**Problem details**
Look through the records below, and whenever a line contains "desc", copy it.

**Given information**
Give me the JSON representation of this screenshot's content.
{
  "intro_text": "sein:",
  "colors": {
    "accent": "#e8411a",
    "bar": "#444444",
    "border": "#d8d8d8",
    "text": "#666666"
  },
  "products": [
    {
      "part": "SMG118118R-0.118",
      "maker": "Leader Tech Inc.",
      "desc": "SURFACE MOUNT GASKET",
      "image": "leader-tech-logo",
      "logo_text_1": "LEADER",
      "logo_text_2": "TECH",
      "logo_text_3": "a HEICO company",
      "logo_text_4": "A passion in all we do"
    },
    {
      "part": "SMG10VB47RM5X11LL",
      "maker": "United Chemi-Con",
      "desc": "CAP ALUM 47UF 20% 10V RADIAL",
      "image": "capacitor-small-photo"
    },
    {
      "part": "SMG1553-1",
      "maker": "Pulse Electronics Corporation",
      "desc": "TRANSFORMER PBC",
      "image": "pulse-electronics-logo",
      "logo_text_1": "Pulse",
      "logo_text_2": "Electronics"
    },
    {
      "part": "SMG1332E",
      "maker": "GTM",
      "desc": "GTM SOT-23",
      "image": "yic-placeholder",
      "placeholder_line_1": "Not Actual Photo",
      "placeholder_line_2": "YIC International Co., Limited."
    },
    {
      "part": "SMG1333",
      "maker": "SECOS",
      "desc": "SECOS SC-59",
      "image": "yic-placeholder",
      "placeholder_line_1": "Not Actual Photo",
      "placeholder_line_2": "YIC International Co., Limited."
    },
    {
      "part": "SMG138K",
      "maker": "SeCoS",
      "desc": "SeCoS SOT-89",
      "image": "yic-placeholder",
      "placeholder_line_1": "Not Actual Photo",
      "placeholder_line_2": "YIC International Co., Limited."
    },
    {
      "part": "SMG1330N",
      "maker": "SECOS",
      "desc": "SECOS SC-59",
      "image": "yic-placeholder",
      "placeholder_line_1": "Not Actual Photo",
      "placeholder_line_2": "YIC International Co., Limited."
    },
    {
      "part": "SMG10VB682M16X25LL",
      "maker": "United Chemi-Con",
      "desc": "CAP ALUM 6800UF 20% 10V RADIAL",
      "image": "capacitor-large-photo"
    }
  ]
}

**Response to this exercise**
      "desc": "SURFACE MOUNT GASKET",
      "desc": "CAP ALUM 47UF 20% 10V RADIAL",
      "desc": "TRANSFORMER PBC",
      "desc": "GTM SOT-23",
      "desc": "SECOS SC-59",
      "desc": "SeCoS SOT-89",
      "desc": "SECOS SC-59",
      "desc": "CAP ALUM 6800UF 20% 10V RADIAL",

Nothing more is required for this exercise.